Web page and app entries
--------------------

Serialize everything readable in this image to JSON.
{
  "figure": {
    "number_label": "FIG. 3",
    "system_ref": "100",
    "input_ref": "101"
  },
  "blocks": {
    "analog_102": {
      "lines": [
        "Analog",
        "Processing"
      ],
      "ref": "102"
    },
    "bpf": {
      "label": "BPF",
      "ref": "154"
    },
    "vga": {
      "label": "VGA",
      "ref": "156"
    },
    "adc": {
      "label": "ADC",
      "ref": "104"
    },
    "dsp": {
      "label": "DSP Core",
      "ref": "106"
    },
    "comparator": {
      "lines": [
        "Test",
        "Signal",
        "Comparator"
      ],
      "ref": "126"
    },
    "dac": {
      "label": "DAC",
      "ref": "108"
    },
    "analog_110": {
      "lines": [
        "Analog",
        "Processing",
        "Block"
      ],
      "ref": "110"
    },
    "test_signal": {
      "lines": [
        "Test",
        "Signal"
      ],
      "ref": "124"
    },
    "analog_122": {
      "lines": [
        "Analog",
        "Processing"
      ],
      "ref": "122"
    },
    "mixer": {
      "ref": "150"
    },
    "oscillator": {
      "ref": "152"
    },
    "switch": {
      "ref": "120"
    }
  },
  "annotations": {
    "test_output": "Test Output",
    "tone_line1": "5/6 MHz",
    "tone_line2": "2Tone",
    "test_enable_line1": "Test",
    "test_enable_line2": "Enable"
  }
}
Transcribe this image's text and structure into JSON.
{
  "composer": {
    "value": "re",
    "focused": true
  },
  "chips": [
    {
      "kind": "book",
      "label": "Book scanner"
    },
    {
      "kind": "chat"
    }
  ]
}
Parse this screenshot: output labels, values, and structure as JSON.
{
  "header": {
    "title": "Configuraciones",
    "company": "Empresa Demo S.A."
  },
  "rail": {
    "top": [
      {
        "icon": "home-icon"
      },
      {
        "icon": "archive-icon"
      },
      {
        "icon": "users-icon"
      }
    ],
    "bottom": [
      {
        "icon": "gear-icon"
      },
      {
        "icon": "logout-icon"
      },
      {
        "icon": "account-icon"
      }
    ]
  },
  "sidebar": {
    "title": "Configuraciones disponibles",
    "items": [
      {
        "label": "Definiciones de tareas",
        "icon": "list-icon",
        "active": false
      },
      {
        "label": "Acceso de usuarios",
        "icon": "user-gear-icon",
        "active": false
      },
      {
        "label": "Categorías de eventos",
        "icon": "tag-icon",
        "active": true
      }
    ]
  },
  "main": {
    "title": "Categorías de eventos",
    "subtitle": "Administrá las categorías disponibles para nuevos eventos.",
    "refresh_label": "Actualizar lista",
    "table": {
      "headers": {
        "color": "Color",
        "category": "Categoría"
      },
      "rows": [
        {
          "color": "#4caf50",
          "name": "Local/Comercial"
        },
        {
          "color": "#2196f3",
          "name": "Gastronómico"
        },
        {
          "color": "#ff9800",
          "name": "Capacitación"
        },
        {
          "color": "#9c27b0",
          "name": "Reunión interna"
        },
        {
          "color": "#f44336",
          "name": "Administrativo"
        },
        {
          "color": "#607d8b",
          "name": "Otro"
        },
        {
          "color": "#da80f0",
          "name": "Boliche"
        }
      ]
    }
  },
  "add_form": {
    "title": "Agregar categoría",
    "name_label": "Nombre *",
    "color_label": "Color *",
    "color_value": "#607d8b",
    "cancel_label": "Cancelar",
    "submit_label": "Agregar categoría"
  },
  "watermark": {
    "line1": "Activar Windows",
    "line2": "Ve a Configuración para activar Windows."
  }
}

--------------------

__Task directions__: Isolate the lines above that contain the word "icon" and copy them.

__Finished task__:
        "icon": "home-icon"
        "icon": "archive-icon"
        "icon": "users-icon"
        "icon": "gear-icon"
        "icon": "logout-icon"
        "icon": "account-icon"
        "icon": "list-icon",
        "icon": "user-gear-icon",
        "icon": "tag-icon",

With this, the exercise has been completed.